• "Protects against thrombogenesis (blood clots) through the reduction of several plasma clotting factor levels."


Your "Pompeian Imported Extra Light Olive Oil" product is not generally recognized as safe and effective for the above referenced uses and, therefore, the product is a "new drug" under section 201(p) of the Act [21 U.S.C. § 321(p)]. New drugs may not be legally marketed in the U.S. without prior approval from FDA as described in section 505(a) of the Act [21 U.S.C. § 355(a)]. FDA approves a new drug on the basis of scientific data submitted by a drug sponsor to demonstrate that the drug is safe and effective.


Your "Pompeian Imported Extra Light Olive Oil" product is offered for conditions that are not amenable to self-diagnosis and treatment by individuals who are not medical practitioners; therefore, adequate directions for use cannot be written so that a layperson can use this drug safely for its intended purposes. Thus, your "Pompeian Imported Extra Light Olive Oil" product is misbranded under section 502(f)(1) of the Act, in that the labeling for this drug fails to bear adequate directions for use [21 U.S.C. § 352(f)(1)].

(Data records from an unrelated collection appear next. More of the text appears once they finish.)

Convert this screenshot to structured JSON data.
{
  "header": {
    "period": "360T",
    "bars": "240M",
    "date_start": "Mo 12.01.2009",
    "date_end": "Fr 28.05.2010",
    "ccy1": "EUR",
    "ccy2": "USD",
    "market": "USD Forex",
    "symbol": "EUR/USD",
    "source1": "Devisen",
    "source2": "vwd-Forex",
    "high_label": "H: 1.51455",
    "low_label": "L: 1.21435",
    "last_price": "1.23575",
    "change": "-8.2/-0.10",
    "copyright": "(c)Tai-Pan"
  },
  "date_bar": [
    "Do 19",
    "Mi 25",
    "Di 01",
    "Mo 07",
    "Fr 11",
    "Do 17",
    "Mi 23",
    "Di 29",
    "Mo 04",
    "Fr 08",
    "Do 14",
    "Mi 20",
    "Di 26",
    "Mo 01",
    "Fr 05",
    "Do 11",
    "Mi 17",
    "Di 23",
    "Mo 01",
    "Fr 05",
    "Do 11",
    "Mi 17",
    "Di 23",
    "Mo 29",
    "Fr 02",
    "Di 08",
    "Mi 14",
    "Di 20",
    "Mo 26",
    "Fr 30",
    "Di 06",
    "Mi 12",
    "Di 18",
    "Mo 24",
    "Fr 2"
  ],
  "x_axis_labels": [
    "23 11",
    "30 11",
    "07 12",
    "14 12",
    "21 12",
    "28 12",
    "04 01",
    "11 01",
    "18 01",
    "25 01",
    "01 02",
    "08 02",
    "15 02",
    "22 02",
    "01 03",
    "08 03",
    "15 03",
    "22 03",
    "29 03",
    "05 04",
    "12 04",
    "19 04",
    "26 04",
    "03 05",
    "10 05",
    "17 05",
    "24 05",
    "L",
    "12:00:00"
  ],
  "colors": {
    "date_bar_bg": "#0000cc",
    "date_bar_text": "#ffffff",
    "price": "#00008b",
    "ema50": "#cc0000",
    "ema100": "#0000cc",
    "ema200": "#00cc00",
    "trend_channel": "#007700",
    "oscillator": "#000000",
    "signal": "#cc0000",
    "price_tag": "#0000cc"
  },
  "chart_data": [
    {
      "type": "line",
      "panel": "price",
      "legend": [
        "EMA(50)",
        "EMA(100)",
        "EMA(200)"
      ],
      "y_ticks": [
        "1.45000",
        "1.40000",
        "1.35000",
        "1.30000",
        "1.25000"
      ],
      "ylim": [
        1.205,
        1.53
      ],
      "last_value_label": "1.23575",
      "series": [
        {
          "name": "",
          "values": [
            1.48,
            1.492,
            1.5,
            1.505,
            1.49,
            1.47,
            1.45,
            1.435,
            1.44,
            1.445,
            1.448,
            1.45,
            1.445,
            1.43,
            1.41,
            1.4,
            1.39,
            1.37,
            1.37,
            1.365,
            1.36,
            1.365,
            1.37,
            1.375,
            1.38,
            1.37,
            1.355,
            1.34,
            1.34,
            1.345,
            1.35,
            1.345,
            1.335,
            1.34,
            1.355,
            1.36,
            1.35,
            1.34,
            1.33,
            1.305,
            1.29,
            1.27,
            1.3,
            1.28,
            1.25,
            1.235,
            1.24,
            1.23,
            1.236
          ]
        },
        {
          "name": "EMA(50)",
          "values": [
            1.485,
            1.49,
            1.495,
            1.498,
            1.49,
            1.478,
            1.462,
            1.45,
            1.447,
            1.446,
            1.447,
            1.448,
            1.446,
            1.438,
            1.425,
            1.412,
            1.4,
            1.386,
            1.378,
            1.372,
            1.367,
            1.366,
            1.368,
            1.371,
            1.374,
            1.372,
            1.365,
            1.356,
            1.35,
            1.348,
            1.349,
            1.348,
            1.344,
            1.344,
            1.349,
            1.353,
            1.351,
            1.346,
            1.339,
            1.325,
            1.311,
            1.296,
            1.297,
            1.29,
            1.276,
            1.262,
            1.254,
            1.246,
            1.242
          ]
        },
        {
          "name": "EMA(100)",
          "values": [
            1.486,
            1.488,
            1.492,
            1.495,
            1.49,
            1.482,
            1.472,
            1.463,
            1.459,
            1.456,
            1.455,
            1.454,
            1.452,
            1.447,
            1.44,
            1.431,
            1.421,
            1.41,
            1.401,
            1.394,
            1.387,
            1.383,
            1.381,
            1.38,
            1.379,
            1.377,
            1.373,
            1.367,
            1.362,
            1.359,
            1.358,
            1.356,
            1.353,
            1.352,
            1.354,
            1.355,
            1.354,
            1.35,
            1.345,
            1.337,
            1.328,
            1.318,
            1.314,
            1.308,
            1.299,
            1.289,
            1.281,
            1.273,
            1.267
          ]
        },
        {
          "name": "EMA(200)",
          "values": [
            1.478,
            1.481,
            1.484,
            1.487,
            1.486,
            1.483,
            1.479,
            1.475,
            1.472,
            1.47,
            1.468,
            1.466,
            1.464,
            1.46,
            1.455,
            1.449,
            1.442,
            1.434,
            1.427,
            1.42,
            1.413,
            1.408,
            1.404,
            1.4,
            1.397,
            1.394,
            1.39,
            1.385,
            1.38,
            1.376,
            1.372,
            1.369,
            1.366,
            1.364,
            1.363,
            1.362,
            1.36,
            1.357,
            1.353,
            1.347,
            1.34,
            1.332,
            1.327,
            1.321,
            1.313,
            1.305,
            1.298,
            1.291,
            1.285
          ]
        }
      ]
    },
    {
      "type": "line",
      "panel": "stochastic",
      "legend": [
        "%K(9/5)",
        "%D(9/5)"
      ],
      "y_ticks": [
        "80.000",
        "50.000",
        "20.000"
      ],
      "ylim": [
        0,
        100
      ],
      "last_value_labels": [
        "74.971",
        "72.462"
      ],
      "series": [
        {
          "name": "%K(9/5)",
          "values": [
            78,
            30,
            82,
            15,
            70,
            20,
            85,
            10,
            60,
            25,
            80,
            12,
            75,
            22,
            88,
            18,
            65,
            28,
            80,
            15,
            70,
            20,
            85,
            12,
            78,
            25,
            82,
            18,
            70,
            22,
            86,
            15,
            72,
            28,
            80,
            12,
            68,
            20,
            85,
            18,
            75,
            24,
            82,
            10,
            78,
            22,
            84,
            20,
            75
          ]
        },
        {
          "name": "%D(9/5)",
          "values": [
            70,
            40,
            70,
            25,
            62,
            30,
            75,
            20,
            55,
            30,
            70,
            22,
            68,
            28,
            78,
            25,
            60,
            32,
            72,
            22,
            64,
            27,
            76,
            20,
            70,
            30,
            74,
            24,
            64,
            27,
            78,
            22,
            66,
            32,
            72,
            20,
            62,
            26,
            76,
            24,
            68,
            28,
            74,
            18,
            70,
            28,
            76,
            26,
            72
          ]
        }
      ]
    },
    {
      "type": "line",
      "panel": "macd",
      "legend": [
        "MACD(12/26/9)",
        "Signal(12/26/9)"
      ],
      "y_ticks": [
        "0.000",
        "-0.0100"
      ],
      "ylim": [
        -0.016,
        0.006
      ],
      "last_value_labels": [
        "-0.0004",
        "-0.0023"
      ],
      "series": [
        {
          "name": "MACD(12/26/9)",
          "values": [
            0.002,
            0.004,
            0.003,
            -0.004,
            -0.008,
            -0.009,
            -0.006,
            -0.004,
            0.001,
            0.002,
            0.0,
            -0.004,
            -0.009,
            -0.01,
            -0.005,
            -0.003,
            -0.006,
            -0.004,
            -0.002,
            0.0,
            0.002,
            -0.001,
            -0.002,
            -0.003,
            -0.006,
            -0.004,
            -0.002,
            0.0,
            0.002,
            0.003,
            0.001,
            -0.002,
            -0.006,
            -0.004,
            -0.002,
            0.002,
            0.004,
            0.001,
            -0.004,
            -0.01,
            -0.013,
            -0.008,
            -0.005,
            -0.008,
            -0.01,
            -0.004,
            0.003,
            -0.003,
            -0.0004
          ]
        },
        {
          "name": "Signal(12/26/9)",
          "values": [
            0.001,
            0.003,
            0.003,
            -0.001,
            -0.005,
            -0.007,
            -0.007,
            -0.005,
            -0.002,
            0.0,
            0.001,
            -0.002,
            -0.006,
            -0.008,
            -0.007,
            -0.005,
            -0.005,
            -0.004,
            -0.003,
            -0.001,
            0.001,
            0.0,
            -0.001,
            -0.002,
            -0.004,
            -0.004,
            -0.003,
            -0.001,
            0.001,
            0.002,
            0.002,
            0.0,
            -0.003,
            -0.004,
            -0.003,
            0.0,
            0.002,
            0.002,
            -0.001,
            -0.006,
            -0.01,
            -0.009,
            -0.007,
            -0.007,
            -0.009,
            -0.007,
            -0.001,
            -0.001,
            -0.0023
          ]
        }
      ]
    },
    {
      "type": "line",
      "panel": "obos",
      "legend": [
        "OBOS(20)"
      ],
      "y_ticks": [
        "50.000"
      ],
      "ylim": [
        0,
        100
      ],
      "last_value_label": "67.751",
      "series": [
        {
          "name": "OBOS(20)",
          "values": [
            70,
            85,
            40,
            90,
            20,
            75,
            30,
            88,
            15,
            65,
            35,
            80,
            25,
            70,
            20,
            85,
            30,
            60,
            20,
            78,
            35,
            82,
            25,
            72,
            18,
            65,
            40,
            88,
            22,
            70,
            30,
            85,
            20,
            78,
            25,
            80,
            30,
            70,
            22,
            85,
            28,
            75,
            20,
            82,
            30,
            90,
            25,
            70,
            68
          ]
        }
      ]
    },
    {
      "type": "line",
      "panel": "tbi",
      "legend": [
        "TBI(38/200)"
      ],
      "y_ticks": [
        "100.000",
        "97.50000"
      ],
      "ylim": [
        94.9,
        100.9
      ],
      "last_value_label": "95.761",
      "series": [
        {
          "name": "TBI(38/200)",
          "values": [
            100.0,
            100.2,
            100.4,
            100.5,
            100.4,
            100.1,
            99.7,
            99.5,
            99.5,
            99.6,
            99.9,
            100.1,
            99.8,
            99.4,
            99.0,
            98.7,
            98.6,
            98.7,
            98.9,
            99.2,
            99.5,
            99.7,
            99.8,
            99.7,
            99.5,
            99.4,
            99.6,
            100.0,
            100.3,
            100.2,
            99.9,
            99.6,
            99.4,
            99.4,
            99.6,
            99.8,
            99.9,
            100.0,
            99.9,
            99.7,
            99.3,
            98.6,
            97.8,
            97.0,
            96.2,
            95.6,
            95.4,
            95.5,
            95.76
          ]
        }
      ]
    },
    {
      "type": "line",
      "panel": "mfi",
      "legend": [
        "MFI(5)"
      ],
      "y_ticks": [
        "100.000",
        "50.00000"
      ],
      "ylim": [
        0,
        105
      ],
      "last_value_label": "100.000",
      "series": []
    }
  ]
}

The above violations are not meant to be an all-inclusive list of deficiencies in your products or their labeling. It is your responsibility to ensure that all of your products are in compliance with the laws and regulations enforced by FDA. You should take prompt action to correct the violations. Failure to promptly correct these violations may result in regulatory actions without further notice, such as seizure or injunction.

You should take prompt action to correct these violations. Please respond to this letter within 15 days from receipt with the actions you plan to take in response to this letter, including an explanation of each step being taken to correct the current violations and prevent similar violations. Include any documentation necessary to show that correction has been achieved. If you cannot complete corrective action within fifteen working days, state the reason for the delay and the time within which you will complete the correction.


You should direct your written reply to Kathleen M. Lewis, Food and Drug Administration, Center for Food Safety and Applied Nutrition, 5100 Paint Branch Parkway, Office of Compliance (HFS-608), Division of Enforcement, College Park, Maryland 20740-3835.


Sincerely,
/S/

Roberta F. Wagner
Director
Office of Compliance
Center for Food Safety
and Applied Nutrition


cc: FDA Baltimore District